It is easy to go out with friends to a party or a bar and have a few too many. Imagine having a night out and on your way home, a police officer pulls you over. The officer charges you with driving under the influence. A DUI charge can come with some very serious consequences. If convicted, you could face jail time, large fines and probation. Furthermore, a conviction on your record could limit future job prospects.
Along with the consequences mentioned above, you may also have to attend a DUI prevention program. If you are facing a DUI charge, it is important to understand your rights and options. A criminal defense attorney in the Waukesha area can review your case. Read further for more information on DUI schools and alcohol treatment.

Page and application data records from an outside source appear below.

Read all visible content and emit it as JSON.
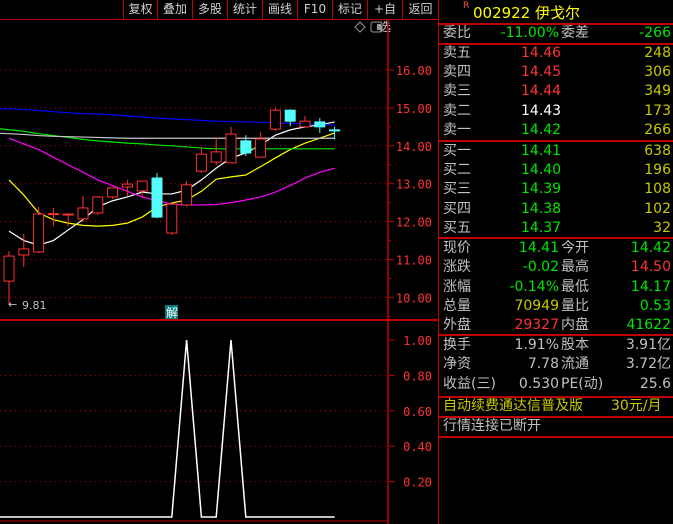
{
  "toolbar": [
    "复权",
    "叠加",
    "多股",
    "统计",
    "画线",
    "F10",
    "标记",
    "+自选",
    "返回"
  ],
  "stock": {
    "flag": "R",
    "code_name": "002922 伊戈尔"
  },
  "weibi": {
    "label1": "委比",
    "value1": "-11.00%",
    "label2": "委差",
    "value2": "-266"
  },
  "sell": [
    {
      "label": "卖五",
      "price": "14.46",
      "vol": "248",
      "color": "r"
    },
    {
      "label": "卖四",
      "price": "14.45",
      "vol": "306",
      "color": "r"
    },
    {
      "label": "卖三",
      "price": "14.44",
      "vol": "349",
      "color": "r"
    },
    {
      "label": "卖二",
      "price": "14.43",
      "vol": "173",
      "color": "w"
    },
    {
      "label": "卖一",
      "price": "14.42",
      "vol": "266",
      "color": "g"
    }
  ],
  "buy": [
    {
      "label": "买一",
      "price": "14.41",
      "vol": "638",
      "color": "g"
    },
    {
      "label": "买二",
      "price": "14.40",
      "vol": "196",
      "color": "g"
    },
    {
      "label": "买三",
      "price": "14.39",
      "vol": "108",
      "color": "g"
    },
    {
      "label": "买四",
      "price": "14.38",
      "vol": "102",
      "color": "g"
    },
    {
      "label": "买五",
      "price": "14.37",
      "vol": "32",
      "color": "g"
    }
  ],
  "quote": [
    {
      "l1": "现价",
      "v1": "14.41",
      "c1": "g",
      "l2": "今开",
      "v2": "14.42",
      "c2": "g"
    },
    {
      "l1": "涨跌",
      "v1": "-0.02",
      "c1": "g",
      "l2": "最高",
      "v2": "14.50",
      "c2": "r"
    },
    {
      "l1": "涨幅",
      "v1": "-0.14%",
      "c1": "g",
      "l2": "最低",
      "v2": "14.17",
      "c2": "g"
    },
    {
      "l1": "总量",
      "v1": "70949",
      "c1": "y",
      "l2": "量比",
      "v2": "0.53",
      "c2": "g"
    },
    {
      "l1": "外盘",
      "v1": "29327",
      "c1": "r",
      "l2": "内盘",
      "v2": "41622",
      "c2": "g"
    }
  ],
  "finance": [
    {
      "l1": "换手",
      "v1": "1.91%",
      "c1": "gr",
      "l2": "股本",
      "v2": "3.91亿",
      "c2": "gr"
    },
    {
      "l1": "净资",
      "v1": "7.78",
      "c1": "gr",
      "l2": "流通",
      "v2": "3.72亿",
      "c2": "gr"
    },
    {
      "l1": "收益(三)",
      "v1": "0.530",
      "c1": "gr",
      "l2": "PE(动)",
      "v2": "25.6",
      "c2": "gr"
    }
  ],
  "ad": {
    "text": "自动续费通达信普及版",
    "price": "30元/月"
  },
  "status": "行情连接已断开",
  "chart_data": [
    {
      "type": "candlestick",
      "ylim": [
        9.6,
        16.7
      ],
      "yticks": [
        "16.00",
        "15.00",
        "14.00",
        "13.00",
        "12.00",
        "11.00",
        "10.00"
      ],
      "min_label": "9.81",
      "badge": "解",
      "candles": [
        [
          10.43,
          11.22,
          9.81,
          11.09
        ],
        [
          11.12,
          11.67,
          10.8,
          11.28
        ],
        [
          11.2,
          12.39,
          11.17,
          12.2
        ],
        [
          12.19,
          12.36,
          11.88,
          12.21
        ],
        [
          12.2,
          12.2,
          11.88,
          12.2
        ],
        [
          12.07,
          12.68,
          11.99,
          12.36
        ],
        [
          12.23,
          12.68,
          12.17,
          12.65
        ],
        [
          12.65,
          12.89,
          12.6,
          12.89
        ],
        [
          12.91,
          13.1,
          12.68,
          12.99
        ],
        [
          12.81,
          13.07,
          12.65,
          13.07
        ],
        [
          13.15,
          13.28,
          12.09,
          12.12
        ],
        [
          11.7,
          12.46,
          11.65,
          12.46
        ],
        [
          12.44,
          13.07,
          12.39,
          12.97
        ],
        [
          13.33,
          13.97,
          13.28,
          13.78
        ],
        [
          13.57,
          14.23,
          13.49,
          13.84
        ],
        [
          13.55,
          14.5,
          13.55,
          14.31
        ],
        [
          14.13,
          14.28,
          13.73,
          13.81
        ],
        [
          13.7,
          14.36,
          13.7,
          14.18
        ],
        [
          14.44,
          15.0,
          14.39,
          14.94
        ],
        [
          14.94,
          14.96,
          14.52,
          14.65
        ],
        [
          14.5,
          14.79,
          14.5,
          14.65
        ],
        [
          14.63,
          14.73,
          14.34,
          14.5
        ],
        [
          14.42,
          14.5,
          14.17,
          14.41
        ]
      ],
      "ma": [
        {
          "color": "#ffffff",
          "values": [
            11.75,
            11.5,
            11.38,
            11.5,
            11.78,
            12.05,
            12.39,
            12.55,
            12.65,
            12.78,
            12.73,
            12.73,
            12.83,
            13.1,
            13.41,
            13.68,
            13.81,
            14.02,
            14.28,
            14.42,
            14.5,
            14.55,
            14.63
          ]
        },
        {
          "color": "#ffff00",
          "values": [
            13.1,
            12.7,
            12.23,
            12.05,
            11.96,
            11.9,
            11.88,
            11.9,
            11.96,
            12.12,
            12.39,
            12.49,
            12.57,
            12.8,
            13.12,
            13.18,
            13.23,
            13.45,
            13.68,
            13.9,
            14.07,
            14.2,
            14.34
          ]
        },
        {
          "color": "#ff00ff",
          "values": [
            14.2,
            14.05,
            13.9,
            13.7,
            13.5,
            13.3,
            13.1,
            12.95,
            12.8,
            12.65,
            12.55,
            12.46,
            12.44,
            12.44,
            12.45,
            12.5,
            12.57,
            12.65,
            12.78,
            12.95,
            13.15,
            13.3,
            13.41
          ]
        },
        {
          "color": "#00e600",
          "values": [
            14.45,
            14.38,
            14.32,
            14.27,
            14.22,
            14.17,
            14.13,
            14.1,
            14.07,
            14.05,
            14.02,
            14.0,
            13.97,
            13.94,
            13.92,
            13.92,
            13.92,
            13.92,
            13.92,
            13.92,
            13.92,
            13.92,
            13.92
          ]
        },
        {
          "color": "#0000ff",
          "values": [
            14.98,
            14.96,
            14.93,
            14.9,
            14.87,
            14.85,
            14.84,
            14.82,
            14.79,
            14.76,
            14.73,
            14.71,
            14.69,
            14.67,
            14.65,
            14.64,
            14.63,
            14.62,
            14.6,
            14.59,
            14.58,
            14.56,
            14.55
          ]
        },
        {
          "color": "#c8c8c8",
          "values": [
            14.33,
            14.3,
            14.27,
            14.25,
            14.24,
            14.23,
            14.22,
            14.21,
            14.2,
            14.2,
            14.2,
            14.2,
            14.2,
            14.2,
            14.2,
            14.2,
            14.2,
            14.2,
            14.2,
            14.2,
            14.2,
            14.2,
            14.2
          ]
        }
      ]
    },
    {
      "type": "line",
      "ylim": [
        0,
        1.1
      ],
      "yticks": [
        "1.00",
        "0.80",
        "0.60",
        "0.40",
        "0.20"
      ],
      "values": [
        0,
        0,
        0,
        0,
        0,
        0,
        0,
        0,
        0,
        0,
        0,
        0,
        1,
        0,
        0,
        1,
        0,
        0,
        0,
        0,
        0,
        0,
        0
      ]
    }
  ]
}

DUI criminal courts at the state level, as well as the Department of Motor Vehicles (DMV), have the authority to order an offender to participate in classes or a treatment program that focuses on alcohol abuse. Usually, the court will take your completion of such a program into consideration when determining your sentence.
Unless the court has ordered your attendance, a DUI charge does not mean that you are automatically eligible to attend an education or treatment program. In determining your eligibility, a judge will consider multiple factors. For example, the court will look at your record for repeat DUI offenses. Other factors include whether or not your DUI resulted from a car accident that seriously hurt or killed someone. Additionally, if you have already participated in an alcohol treatment program, you may not be eligible to do so again.
Length of program
The length of the program the court orders you to attend generally depends on the seriousness of your offense and whether or not you are a repeat offender. For example, if this was your first DUI charge, you may have to complete 36 hours of classes. However, for second offenders, the program could occur in several sections. First, you may have to attend weekly sessions, which eventually change to every other week. People that have three or more DUI charges may have to take a 30-month program on alcohol abuse.
Alcoholics Anonymous (AA) is one of the most popular alcohol treatment programs in the U.S. It is easy to find chapters in most major cities around the country. AA meetings are known for providing supportive spaces for people to openly discuss the challenges of dealing with alcoholism and the harmful effects the disease has on its victim and their loved ones.
The National Highway Safety Commission provides a listing of other alcohol education and treatment programs that might be available in your area.
If you have been charged with a DUI, it is important to understand what kind of consequences you might face if the court convicts you. There are many defenses for DUI charges that could help you avoid conviction.